The problem
Search term "title": copy each line of the data containing it.

Supplied data
******

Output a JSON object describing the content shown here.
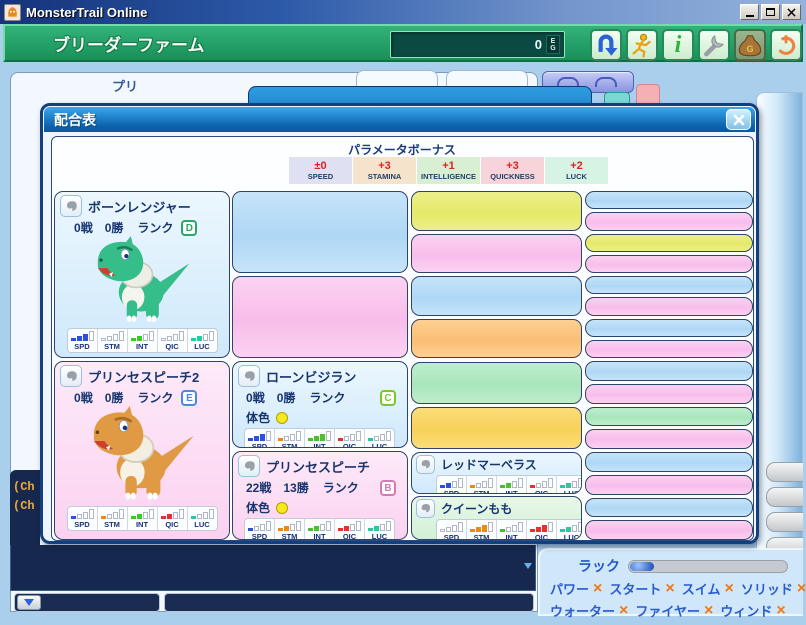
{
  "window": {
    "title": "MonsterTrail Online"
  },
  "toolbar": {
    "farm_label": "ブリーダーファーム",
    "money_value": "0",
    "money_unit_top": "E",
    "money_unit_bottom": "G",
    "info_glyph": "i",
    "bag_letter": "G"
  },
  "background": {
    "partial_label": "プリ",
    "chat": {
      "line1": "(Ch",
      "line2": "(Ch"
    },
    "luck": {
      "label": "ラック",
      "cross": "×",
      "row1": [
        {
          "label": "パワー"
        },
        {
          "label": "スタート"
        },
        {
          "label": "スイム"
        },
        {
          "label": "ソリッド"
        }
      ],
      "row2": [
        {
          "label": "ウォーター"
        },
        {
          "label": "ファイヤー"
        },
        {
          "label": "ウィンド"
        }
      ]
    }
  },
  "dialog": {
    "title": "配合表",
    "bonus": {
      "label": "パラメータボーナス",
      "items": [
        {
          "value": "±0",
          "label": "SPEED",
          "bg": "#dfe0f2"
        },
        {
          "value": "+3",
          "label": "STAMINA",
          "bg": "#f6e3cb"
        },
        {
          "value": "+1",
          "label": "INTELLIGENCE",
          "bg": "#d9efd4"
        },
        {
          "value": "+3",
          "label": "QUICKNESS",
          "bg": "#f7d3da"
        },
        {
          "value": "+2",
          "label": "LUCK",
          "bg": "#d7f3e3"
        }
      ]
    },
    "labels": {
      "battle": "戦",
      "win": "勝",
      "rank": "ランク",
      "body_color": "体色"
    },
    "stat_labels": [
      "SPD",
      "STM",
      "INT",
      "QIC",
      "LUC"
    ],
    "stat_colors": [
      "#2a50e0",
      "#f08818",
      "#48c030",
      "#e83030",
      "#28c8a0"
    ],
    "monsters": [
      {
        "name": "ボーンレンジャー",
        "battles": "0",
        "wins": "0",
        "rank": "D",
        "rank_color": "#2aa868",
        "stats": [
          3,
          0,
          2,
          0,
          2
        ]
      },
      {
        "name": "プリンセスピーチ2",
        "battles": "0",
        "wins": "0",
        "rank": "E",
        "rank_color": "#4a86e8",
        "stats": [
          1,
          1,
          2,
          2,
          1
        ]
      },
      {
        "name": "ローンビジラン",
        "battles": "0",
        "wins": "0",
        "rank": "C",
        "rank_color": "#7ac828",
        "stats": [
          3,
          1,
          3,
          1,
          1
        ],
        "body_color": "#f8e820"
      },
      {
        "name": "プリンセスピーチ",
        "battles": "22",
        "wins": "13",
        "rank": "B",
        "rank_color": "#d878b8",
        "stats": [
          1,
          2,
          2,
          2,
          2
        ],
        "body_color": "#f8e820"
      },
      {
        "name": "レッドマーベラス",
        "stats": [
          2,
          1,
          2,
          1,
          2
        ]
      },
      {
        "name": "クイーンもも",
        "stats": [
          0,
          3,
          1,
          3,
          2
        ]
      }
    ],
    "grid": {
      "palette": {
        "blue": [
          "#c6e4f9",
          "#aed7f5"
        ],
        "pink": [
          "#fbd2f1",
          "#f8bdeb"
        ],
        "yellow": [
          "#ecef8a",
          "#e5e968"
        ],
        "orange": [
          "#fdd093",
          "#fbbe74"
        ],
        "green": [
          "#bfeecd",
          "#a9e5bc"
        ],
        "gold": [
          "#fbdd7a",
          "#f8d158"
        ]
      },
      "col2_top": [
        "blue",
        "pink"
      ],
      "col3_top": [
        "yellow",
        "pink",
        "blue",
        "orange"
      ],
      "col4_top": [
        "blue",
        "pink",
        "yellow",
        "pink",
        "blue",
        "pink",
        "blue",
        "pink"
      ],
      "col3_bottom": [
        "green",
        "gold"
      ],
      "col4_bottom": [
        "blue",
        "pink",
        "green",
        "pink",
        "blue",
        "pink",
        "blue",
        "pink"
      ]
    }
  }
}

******

Completed exercise
    "title": "MonsterTrail Online"
    "title": "配合表",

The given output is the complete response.